[Dataset entries]
#####
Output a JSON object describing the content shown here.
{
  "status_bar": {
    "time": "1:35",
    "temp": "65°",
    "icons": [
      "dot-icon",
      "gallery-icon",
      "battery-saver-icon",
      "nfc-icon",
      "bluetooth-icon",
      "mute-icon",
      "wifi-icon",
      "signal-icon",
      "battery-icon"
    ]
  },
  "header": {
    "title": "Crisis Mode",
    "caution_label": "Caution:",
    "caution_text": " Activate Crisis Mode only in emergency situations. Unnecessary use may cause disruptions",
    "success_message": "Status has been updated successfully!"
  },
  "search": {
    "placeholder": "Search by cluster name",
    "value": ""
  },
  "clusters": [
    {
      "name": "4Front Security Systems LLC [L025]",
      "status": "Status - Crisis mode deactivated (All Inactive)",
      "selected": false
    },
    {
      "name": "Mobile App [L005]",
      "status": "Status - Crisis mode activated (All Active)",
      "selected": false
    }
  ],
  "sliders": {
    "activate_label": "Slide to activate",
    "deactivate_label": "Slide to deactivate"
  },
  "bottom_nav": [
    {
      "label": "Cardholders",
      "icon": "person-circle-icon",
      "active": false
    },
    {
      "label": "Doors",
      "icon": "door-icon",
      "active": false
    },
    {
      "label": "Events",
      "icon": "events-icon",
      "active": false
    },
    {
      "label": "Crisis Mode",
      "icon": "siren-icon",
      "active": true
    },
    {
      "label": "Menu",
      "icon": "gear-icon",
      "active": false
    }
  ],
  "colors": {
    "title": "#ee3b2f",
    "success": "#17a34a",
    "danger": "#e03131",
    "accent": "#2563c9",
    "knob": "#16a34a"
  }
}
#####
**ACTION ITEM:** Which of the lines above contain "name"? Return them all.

**ANSWER TO THIS TASK:**
    "placeholder": "Search by cluster name",
      "name": "4Front Security Systems LLC [L025]",
      "name": "Mobile App [L005]",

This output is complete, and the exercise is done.